Always be thankful to the other person for participating in the conversation. This important step can create a positive mood for driving the discussion forward. However, it is often overlooked during a conversation.
Offering thanks shows appreciation for the other side’s efforts in the conversation and helps to strengthen the relationship. Thankfulness allows individuals to focus on the positive aspects instead of being trapped by negativities. Genuine gratitude is also a great motivator. It expresses confidence in the future.
As a leader, you can also assure the person of your help and support. It is also important to display a positive outlook during the conversation and express confidence in the abilities of the other person. This can result in positive interactions during a conversation.
8. Make Sure to Follow Up
It is wrong to assume that the task is complete once the conversation is over. No conversation is fruitful unless it leads to the desired changes and outcomes. You need to follow up and make sure that what was discussed and promised is being done.
Note, following up is not about finding faults, but about keeping track. Both parties are mutually accountable for the outcome of the conversation. But we all know, agreeing to change our behavior is a long way from actually changing it.
For a leader, follow up is also an opportunity to collect and share feedback. Feedback is vital for making any changes to the decided plan of action.
9. Reflect to Become Better
Once a conversation is over, we can reflect and learn lessons from it for our next conversations. We all make mistakes in the heat of the moment, so it is important to reflect and learn any lessons for future conversations.
Here are a few important aspects that can be improved in most cases.
- Keeping our emotional responses under control
- Enhancing self-awareness and recognizing the signs of “fight or flight”.
- Using the right words and body language
- Directing your emotional energy towards the common objective
As with all other skills, the art of dealing with difficult conversations will get better as you reflect and practice.
We all deal with difficult conversations from time to time. When we act in a “my way or the highway” manner without considering the views of the other side as legitimate, it becomes very difficult to make progress in conversations.

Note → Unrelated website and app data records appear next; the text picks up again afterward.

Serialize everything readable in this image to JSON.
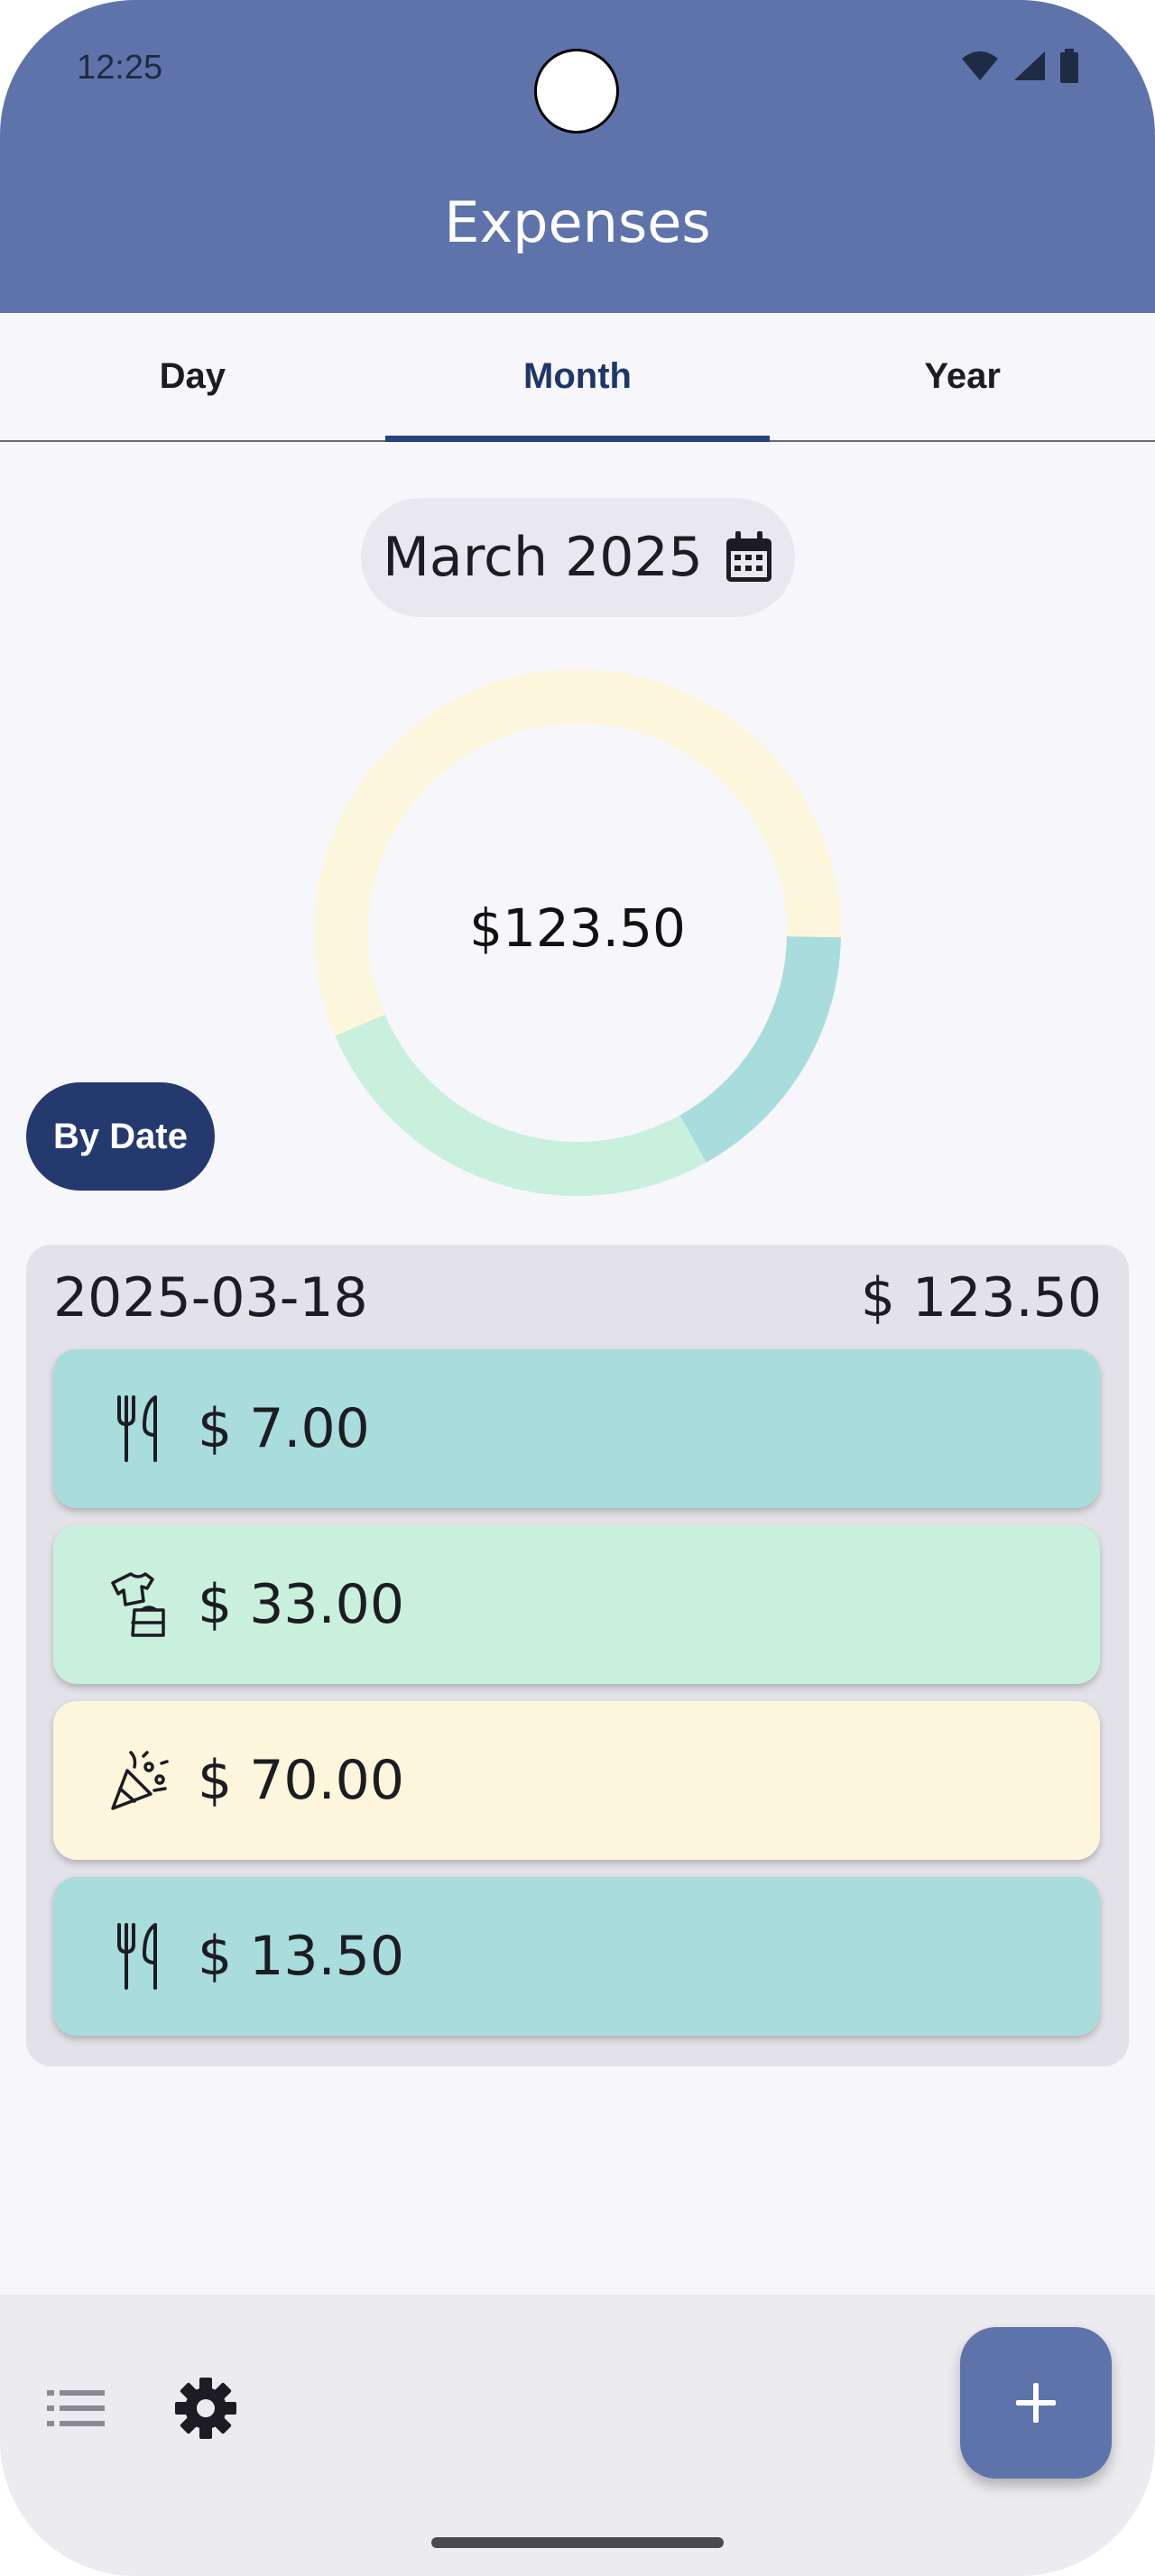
{
  "status_bar": {
    "time": "12:25"
  },
  "app": {
    "title": "Expenses"
  },
  "tabs": [
    {
      "label": "Day",
      "active": false
    },
    {
      "label": "Month",
      "active": true
    },
    {
      "label": "Year",
      "active": false
    }
  ],
  "period_selector": {
    "label": "March 2025",
    "icon": "calendar-icon"
  },
  "summary": {
    "total": "$123.50",
    "segments": [
      {
        "category": "restaurant",
        "amount": 20.5,
        "color": "#a9dcdc"
      },
      {
        "category": "clothing",
        "amount": 33.0,
        "color": "#c8f0dc"
      },
      {
        "category": "party",
        "amount": 70.0,
        "color": "#fdf6dc"
      }
    ]
  },
  "sort_button": {
    "label": "By Date"
  },
  "group": {
    "date": "2025-03-18",
    "total": "$ 123.50",
    "items": [
      {
        "amount": "$ 7.00",
        "icon": "fork-knife-icon",
        "color": "#a9dcdc"
      },
      {
        "amount": "$ 33.00",
        "icon": "clothing-icon",
        "color": "#c8f0dc"
      },
      {
        "amount": "$ 70.00",
        "icon": "party-popper-icon",
        "color": "#fdf6dc"
      },
      {
        "amount": "$ 13.50",
        "icon": "fork-knife-icon",
        "color": "#a9dcdc"
      }
    ]
  },
  "bottom_nav": {
    "icons": [
      "list-icon",
      "gear-icon"
    ],
    "fab_icon": "plus-icon"
  },
  "colors": {
    "primary": "#5f73ab",
    "accent": "#27427d",
    "background": "#f6f6fb"
  }
}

But it is best to handle them proactively by overcoming our fears and hesitations. At the end of the day, it is important to keep your eyes on the shared objectives of both parties. A good leader is one who is ready to address difficult topics and look for win-win results, also strengthening the relationship in the process.